|SSISD employee confesses to theft of more
than $21,000 from district
He charged copper tubing to school, then sold it
|Faith Huffman | News-Telegram News Editor|
June 20, 2006 -- A former Sulphur Springs Independent School District employee has been accused of stealing more than $20,000 from the district by charging copper tubing to the school district, then selling it for personal gain over a period of time beginning in 2004.
Although no arrest has been made, police investigators said the 38-year-old Sulphur Springs man has confessed to wrongdoing and indicated he was willing to make reparations for the theft.
"He told me he realizes he made a stupid mistake and he is ready to pay for it, too," Sulphur Spring Police Sgt.-Detective Monty Tipps said Tuesday morning.
School officials contacted police June 9 regarding the situation and the possible options the district could take. Tipps told them the district could pursue charges or let the employee pay back the funds over a period of time.
After a consultation between administrators, school officials on June 12 told Tipps the district did plan to pursue charges against the employee.
Last Thursday, school officials provided police with documentation showing that the employee had purchased copper tubing at a local supply company beginning in 2004 and continuing into this year, crediting the bill to the school district. School officials said the purchases were not authorized, nor were the products used by the district.
Tipps contacted the suspect, whose employment with the district has since been terminated. The man confessed he had charged the copper tubing to SSISD, then sold it to someone else, who he says was unaware the tubing was illegally obtained, then pocketed the cash for personal use. Overall, the former employee was said to have charged $21,306.79 worth of copper tubing to the school district.
Tipps said the case will be filed as a third-degree felony with the district attorney's office, which will handle further prosecution of the case. The man's confession was videotaped, and will likely be used to determine punishment.

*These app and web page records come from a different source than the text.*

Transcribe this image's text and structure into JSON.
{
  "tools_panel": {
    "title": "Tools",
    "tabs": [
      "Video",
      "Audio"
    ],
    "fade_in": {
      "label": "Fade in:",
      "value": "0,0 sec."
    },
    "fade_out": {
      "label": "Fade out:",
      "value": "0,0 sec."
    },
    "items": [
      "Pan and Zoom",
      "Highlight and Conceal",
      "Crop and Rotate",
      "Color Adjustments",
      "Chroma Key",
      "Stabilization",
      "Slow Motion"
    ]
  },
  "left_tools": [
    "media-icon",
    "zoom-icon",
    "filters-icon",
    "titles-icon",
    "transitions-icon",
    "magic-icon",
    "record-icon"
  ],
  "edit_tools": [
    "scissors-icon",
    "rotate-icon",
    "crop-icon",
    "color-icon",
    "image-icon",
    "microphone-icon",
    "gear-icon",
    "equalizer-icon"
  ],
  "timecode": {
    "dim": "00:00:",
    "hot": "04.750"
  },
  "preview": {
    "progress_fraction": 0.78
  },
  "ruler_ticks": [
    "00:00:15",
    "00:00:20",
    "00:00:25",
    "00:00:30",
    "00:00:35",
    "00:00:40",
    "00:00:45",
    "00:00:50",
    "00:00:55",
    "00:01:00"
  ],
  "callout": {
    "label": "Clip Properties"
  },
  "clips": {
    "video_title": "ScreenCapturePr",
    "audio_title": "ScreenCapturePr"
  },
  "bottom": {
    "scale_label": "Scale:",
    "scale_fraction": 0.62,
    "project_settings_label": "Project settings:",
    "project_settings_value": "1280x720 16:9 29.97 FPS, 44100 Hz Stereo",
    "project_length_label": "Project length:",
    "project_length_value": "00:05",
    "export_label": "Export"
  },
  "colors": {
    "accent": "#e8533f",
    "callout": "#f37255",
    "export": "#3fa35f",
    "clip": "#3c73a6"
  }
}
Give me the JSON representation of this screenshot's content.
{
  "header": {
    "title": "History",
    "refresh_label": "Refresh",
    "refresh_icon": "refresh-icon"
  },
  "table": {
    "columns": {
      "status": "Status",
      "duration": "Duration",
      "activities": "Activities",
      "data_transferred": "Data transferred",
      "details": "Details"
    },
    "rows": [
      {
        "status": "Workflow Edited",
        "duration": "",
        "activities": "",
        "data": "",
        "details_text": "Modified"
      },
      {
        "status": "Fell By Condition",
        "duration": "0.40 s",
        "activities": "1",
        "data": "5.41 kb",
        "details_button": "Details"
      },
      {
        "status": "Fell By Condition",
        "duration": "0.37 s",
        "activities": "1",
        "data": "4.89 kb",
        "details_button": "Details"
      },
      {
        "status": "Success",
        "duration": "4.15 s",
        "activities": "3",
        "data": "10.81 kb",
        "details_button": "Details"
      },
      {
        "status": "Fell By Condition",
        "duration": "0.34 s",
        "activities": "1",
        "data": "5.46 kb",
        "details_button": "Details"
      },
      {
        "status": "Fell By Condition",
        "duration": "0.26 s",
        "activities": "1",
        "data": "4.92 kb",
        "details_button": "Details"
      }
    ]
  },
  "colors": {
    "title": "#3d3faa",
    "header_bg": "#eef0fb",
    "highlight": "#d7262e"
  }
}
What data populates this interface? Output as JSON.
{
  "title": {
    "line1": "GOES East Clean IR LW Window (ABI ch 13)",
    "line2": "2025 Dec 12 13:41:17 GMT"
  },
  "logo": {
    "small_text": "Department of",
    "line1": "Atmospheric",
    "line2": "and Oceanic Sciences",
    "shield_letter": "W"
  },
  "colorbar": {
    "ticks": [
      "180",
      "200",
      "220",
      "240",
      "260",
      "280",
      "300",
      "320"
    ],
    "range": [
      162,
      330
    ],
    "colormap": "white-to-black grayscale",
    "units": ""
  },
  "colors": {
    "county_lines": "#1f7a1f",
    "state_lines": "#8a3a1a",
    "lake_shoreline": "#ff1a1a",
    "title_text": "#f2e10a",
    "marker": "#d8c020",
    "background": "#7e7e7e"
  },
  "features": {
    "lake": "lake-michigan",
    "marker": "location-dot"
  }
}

"The district learned what had happened, contacted us and took the necessary steps toward punishment," Tipps said. "Anytime someone steals from the school district it's somewhat of a big deal because you're dealing with tax payers' money."